# Activity
Scan the listing below for the word "JSON" and copy every line that has it.

# Records for the task
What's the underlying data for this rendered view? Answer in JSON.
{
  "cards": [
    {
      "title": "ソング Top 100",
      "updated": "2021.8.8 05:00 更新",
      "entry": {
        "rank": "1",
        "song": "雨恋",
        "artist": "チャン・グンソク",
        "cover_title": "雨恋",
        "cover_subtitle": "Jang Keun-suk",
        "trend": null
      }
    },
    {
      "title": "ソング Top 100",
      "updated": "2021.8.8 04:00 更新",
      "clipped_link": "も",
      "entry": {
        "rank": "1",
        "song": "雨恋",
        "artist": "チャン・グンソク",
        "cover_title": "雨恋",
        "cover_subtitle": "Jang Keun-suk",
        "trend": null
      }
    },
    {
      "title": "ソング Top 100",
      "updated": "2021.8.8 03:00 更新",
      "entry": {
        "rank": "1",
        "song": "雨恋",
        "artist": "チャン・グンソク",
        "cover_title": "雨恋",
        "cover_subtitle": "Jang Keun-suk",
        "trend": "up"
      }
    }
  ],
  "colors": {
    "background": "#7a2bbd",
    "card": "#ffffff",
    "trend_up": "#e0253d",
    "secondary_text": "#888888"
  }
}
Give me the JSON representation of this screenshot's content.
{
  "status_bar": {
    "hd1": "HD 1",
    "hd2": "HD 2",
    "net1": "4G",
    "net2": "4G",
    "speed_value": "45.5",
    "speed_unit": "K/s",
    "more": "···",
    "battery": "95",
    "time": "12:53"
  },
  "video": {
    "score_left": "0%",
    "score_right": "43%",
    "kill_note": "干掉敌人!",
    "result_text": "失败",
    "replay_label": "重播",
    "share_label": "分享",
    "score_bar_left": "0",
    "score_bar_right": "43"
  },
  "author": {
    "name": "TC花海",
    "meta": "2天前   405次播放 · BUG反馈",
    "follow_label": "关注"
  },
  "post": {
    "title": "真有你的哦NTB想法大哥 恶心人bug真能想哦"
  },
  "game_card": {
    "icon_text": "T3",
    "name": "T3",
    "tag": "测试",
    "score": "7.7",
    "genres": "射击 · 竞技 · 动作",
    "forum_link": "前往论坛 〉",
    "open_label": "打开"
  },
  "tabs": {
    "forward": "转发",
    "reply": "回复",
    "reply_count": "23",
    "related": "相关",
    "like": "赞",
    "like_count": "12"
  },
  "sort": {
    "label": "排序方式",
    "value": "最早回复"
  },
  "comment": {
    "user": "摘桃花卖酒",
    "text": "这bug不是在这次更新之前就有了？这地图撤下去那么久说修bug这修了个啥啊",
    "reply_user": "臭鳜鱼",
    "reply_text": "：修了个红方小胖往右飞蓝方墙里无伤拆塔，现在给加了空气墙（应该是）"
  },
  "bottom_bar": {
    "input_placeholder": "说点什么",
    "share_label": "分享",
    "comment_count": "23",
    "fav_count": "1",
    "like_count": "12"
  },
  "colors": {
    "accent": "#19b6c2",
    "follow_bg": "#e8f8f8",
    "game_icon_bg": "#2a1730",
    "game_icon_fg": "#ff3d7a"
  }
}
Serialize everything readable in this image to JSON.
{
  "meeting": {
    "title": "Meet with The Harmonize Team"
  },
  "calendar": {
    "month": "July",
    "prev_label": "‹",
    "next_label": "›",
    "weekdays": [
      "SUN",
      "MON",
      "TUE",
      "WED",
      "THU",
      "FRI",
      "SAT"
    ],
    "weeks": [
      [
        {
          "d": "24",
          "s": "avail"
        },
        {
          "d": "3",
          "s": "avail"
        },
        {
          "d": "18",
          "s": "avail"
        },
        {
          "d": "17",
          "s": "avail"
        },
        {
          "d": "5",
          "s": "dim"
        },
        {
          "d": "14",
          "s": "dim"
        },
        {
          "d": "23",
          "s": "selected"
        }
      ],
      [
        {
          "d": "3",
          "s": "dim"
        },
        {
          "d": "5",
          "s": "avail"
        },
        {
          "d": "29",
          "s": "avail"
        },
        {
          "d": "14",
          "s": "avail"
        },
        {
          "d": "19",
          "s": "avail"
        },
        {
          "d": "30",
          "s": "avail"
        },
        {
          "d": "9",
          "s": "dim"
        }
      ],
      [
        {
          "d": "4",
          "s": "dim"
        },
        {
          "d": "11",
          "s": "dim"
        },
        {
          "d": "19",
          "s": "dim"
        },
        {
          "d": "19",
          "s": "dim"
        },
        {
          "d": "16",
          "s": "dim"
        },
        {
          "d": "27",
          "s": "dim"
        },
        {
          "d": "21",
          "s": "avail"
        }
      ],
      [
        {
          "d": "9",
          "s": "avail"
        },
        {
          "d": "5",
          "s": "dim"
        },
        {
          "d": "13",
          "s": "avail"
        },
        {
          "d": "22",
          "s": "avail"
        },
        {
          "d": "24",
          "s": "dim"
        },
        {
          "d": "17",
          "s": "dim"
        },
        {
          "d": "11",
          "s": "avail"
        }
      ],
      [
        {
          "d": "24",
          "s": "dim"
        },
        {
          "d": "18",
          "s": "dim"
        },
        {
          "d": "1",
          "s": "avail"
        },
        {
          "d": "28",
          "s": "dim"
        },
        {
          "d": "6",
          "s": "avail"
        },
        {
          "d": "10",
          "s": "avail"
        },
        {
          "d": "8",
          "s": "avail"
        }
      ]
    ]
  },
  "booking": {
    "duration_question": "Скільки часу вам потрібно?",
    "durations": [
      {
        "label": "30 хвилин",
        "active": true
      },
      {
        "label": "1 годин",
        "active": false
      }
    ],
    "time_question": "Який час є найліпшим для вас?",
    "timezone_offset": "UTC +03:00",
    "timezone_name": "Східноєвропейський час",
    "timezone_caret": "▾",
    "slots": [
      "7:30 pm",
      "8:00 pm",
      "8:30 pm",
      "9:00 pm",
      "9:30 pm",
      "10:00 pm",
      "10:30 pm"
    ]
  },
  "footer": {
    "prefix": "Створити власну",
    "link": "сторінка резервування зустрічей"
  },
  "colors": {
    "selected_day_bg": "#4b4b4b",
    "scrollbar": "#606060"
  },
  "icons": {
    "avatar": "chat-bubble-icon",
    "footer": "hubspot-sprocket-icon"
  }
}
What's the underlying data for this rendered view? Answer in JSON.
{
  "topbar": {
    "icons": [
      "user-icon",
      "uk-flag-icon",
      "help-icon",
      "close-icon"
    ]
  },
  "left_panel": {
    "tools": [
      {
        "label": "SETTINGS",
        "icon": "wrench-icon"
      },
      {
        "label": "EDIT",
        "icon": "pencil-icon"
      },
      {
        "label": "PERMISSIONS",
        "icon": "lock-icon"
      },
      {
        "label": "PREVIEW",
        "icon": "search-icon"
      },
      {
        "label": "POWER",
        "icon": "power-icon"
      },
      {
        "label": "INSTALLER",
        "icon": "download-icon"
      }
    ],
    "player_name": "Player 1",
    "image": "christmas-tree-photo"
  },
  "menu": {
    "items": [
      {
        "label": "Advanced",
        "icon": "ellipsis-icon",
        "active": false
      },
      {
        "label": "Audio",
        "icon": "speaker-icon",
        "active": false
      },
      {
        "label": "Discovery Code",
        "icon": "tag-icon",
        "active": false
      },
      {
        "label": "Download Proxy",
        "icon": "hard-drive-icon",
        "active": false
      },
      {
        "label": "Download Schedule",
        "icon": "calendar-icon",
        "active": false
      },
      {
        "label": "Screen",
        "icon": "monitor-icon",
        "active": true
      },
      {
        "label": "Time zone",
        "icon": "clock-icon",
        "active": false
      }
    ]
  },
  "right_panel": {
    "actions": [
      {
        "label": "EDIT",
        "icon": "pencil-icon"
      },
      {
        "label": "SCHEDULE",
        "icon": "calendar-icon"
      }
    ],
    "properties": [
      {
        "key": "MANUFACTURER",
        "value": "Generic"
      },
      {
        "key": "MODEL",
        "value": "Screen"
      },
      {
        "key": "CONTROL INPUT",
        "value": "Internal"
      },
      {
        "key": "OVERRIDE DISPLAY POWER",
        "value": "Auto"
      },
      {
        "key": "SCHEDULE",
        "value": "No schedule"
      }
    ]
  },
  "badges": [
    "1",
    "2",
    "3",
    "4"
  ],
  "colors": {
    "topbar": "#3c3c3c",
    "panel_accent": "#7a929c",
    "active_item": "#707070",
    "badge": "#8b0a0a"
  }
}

# Written response
What's the underlying data for this rendered view? Answer in JSON.
Give me the JSON representation of this screenshot's content.
Serialize everything readable in this image to JSON.
What's the underlying data for this rendered view? Answer in JSON.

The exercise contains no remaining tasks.